** Opening Exercise materials block **

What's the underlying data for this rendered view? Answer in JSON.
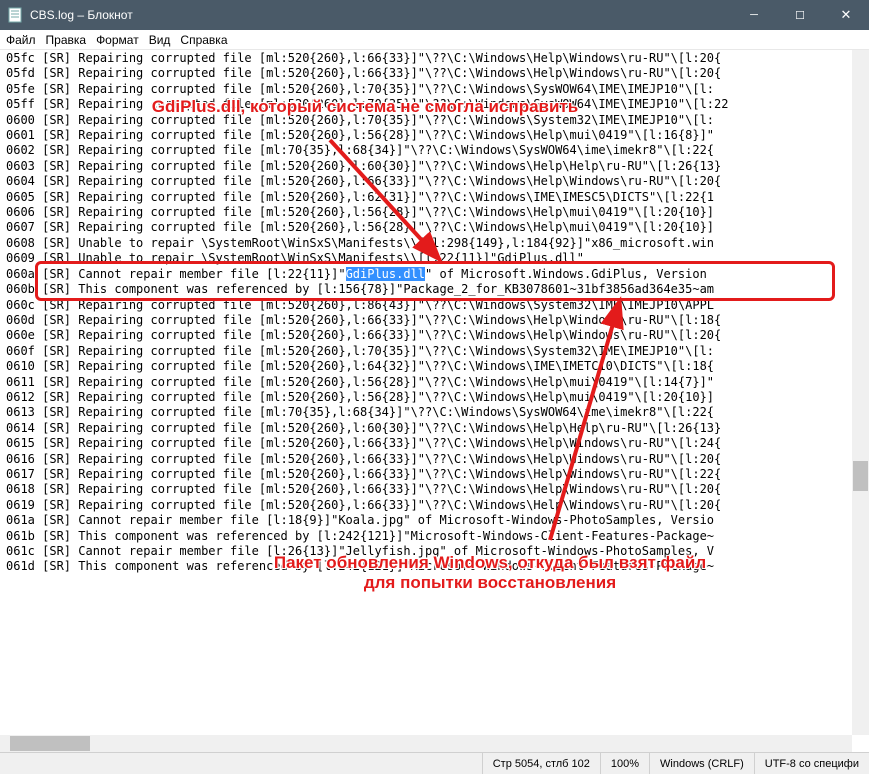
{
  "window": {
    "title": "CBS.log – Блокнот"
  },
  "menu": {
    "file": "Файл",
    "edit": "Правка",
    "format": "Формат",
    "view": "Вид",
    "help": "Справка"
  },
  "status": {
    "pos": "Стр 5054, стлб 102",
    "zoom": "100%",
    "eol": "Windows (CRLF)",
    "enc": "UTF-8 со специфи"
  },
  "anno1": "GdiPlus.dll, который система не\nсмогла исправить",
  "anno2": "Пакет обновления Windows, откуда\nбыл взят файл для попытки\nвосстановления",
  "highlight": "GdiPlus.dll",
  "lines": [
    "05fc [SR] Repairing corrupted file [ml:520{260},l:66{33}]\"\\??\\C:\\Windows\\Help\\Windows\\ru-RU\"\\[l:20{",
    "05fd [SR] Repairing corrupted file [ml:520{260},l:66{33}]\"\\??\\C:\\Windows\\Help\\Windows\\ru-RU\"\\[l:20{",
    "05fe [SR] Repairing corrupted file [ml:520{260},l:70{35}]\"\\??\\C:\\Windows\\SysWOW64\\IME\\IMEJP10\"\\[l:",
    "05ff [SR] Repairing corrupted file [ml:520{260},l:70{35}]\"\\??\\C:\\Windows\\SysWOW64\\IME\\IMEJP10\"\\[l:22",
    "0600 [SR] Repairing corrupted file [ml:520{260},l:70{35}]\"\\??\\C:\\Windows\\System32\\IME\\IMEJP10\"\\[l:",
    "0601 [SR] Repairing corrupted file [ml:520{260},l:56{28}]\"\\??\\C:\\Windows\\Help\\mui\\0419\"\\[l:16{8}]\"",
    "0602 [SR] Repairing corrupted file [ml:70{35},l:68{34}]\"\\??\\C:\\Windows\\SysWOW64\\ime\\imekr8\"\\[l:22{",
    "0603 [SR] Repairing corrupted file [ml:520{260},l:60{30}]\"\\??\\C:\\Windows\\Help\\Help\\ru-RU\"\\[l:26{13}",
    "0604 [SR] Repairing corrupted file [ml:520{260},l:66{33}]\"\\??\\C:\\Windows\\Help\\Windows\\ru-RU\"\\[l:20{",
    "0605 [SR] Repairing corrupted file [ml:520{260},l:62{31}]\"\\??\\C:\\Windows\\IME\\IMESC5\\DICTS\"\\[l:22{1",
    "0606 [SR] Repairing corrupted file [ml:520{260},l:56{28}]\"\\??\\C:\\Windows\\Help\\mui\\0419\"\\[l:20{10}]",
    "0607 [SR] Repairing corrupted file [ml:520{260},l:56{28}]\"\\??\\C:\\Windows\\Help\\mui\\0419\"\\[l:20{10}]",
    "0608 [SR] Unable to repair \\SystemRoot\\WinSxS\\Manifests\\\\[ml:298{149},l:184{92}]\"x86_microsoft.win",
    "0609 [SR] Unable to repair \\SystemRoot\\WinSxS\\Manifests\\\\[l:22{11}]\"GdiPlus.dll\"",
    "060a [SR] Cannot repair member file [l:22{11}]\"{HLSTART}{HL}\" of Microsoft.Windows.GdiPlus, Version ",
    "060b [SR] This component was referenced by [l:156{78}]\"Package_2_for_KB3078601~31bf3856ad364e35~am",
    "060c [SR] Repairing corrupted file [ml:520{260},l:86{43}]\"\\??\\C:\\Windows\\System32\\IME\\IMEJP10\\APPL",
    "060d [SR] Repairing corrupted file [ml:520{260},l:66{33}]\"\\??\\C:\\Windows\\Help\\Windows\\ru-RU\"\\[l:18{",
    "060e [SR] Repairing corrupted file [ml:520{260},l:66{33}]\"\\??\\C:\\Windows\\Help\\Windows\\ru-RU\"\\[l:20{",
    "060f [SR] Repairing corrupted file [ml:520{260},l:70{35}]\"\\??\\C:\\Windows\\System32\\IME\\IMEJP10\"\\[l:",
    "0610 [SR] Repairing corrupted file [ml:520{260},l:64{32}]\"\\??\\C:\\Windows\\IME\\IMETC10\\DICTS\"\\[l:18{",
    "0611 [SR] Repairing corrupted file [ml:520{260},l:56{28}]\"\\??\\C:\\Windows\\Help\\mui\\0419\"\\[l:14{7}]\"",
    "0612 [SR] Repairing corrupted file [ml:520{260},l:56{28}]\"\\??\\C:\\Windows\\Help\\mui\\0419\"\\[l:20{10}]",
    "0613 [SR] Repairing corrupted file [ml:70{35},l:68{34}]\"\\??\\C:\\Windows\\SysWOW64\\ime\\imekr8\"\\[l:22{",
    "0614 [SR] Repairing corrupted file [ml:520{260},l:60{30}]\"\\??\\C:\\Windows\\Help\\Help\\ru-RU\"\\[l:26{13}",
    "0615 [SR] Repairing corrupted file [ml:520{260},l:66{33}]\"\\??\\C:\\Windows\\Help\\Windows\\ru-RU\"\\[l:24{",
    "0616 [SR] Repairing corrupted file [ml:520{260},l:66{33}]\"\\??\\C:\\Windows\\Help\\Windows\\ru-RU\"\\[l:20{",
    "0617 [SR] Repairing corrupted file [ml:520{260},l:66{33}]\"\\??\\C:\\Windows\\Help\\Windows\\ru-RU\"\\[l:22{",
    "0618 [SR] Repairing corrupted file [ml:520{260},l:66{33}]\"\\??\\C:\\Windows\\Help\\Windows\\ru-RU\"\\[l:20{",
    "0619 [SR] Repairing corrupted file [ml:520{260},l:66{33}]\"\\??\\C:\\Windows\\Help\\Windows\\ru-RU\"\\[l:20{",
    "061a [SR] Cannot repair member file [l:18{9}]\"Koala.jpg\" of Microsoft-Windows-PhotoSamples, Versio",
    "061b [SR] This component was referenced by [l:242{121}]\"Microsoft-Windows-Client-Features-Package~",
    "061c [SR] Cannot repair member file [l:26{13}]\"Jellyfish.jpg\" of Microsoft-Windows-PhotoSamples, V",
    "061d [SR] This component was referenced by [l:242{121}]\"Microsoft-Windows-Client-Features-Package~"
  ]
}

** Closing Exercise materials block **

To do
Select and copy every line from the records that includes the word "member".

Solution
    "060a [SR] Cannot repair member file [l:22{11}]\"{HLSTART}{HL}\" of Microsoft.Windows.GdiPlus, Version ",
    "061a [SR] Cannot repair member file [l:18{9}]\"Koala.jpg\" of Microsoft-Windows-PhotoSamples, Versio",
    "061c [SR] Cannot repair member file [l:26{13}]\"Jellyfish.jpg\" of Microsoft-Windows-PhotoSamples, V",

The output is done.